How would you like to rocket from New York City to Washington, D.C., in 29 minutes via an underground tunnel? Elon Musk wants to make it happen.
The increasingly busy entrepreneur tweeted yesterday that he had received "verbal govt approval" for The Boring Company to build a Hyperloop underground tunnel connecting New York, Philadelphia, Baltimore and D.C. It would send passengers flying between the Big Apple and our nation's capital in less than 30 minutes.
"City center to city center in each case, with up to a dozen or more entry/exit elevators in each city," he said in a follow-up tweet.
Musk did not reveal which government entity had approved the East Coast project, though he mentioned later that the City of Chicago "approached us about doing a high-speed tunnel from O'Hare to downtown." When a reporter commented that announcing a verbal agreement was "premature ... unless you're drumming up support for the project," Musk responded that "Support would be much appreciated!"
"If you want this to happen fast, please let your local & federal elected representatives know. Makes a big difference if they hear from you," he wrote. "Still a lot of work needed to receive formal approval, but am optimistic that will occur rapidly."
Musk's Boring Company is named after equipment that will bore underground tunnels intended to alleviate above-ground traffic. He first talked it up on Twitter in December, and while some took it as a joke, Musk is serious and ready to dig. In April, the Boring Company posted a video offering a first look at the underground transportation system it's hoping to develop. Drivers would pull their car onto a metal platform on the side of the road, and the vehicle would then be lowered into the underground tunnel system.
"First set of tunnels are to alleviate greater LA urban congestion," Musk tweeted today. "Will start NY-D.C. in parallel. Then prob LA-SF and a TX loop."

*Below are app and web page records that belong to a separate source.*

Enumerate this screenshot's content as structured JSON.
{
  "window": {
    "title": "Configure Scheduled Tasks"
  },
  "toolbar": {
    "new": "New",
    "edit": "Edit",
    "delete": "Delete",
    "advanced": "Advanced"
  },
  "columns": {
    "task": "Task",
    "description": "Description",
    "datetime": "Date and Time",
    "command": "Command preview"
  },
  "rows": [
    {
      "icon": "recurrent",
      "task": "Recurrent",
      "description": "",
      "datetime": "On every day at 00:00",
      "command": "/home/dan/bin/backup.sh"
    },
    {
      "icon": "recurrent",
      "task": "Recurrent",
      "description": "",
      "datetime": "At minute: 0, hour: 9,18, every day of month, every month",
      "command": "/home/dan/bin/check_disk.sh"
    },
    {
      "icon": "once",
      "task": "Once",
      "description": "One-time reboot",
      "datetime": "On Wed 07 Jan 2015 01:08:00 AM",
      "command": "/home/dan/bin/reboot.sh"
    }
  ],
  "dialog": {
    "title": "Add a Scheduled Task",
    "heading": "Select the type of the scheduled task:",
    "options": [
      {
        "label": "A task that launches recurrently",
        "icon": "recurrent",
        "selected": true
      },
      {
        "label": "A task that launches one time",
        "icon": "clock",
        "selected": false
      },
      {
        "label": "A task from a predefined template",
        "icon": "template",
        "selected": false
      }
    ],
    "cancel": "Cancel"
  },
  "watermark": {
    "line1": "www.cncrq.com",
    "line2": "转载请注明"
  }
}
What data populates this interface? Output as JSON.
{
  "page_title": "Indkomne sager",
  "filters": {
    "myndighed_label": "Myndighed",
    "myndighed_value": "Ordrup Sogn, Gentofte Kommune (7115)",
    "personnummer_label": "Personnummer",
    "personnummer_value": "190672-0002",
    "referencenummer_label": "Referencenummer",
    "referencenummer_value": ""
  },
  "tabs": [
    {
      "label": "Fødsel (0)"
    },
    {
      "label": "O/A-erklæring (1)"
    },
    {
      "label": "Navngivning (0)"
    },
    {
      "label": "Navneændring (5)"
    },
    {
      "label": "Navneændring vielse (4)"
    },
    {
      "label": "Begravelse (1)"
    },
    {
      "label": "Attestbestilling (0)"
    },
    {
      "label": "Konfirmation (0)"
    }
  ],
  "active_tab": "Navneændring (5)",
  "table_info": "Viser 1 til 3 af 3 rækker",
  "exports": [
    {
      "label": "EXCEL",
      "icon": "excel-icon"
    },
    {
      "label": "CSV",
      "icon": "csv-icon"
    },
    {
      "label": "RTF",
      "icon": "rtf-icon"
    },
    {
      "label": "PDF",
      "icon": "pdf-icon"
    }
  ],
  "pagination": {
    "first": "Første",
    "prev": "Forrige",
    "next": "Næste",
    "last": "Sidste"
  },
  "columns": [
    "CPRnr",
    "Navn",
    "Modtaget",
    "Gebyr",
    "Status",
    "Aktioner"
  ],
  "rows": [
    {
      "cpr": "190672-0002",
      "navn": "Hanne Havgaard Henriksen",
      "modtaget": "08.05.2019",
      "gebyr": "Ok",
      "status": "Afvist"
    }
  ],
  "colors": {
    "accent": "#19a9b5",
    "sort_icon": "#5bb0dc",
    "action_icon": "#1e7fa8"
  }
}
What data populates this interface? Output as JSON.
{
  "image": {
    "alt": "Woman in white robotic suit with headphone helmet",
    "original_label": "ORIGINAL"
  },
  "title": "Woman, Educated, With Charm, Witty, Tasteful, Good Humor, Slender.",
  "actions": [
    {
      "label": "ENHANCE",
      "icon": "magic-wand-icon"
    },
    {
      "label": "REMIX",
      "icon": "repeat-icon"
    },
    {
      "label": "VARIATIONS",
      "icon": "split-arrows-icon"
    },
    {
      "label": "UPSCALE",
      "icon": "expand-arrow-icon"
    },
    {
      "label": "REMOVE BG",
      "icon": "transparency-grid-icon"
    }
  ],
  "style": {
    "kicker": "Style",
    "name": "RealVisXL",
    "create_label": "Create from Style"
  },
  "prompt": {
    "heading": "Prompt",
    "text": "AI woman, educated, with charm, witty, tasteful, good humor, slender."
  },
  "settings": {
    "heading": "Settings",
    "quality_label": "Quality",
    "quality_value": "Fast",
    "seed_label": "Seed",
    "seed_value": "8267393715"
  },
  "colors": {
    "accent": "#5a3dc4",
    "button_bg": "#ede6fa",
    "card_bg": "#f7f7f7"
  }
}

The Hyperloop, meanwhile, is another Musk moonshot. He first proposed it in 2013, outling a system whereby passengers would be transported at super high speeds via tubes that are constructed above or below the ground. At the time, Musk said he was too busy to pursue the project himself, and called on others to make it a reality. A few companies have made some progress, but there's still work to be done.
Musk's plans for the East Coast were met with skepticism, especially in New York City, where commuters there are in the midst of the "summer of hell." Multiple commuter train lines are not running into New York's Penn Station on weekdays until September so repairs can be done, pushing people onto PATH trains and ferries. The effort will also require coordination between several states rather than just California on the West Coast.
If anyone can do it, it's probably Musk. His SpaceX commercial spaceflight firm is currently shuttling cargo to the International Space Station, while Tesla is now producing its more affordable Model 3 electric sedan. And of course, he's eager to blast off to other planets, particularly Mars. But first, the moon?
During an appearance this week at the International Space Station Research and Development (ISSR&D) conference, Musk called for a moon base "to get the public real fired up" about space travel, NBC News reports.
"Having some permanent presence on another heavenly body, which would be the kind of moon base, and then getting people to Mars and beyond -- that's the continuance of the dream of Apollo that I think people are really looking for," Musk said.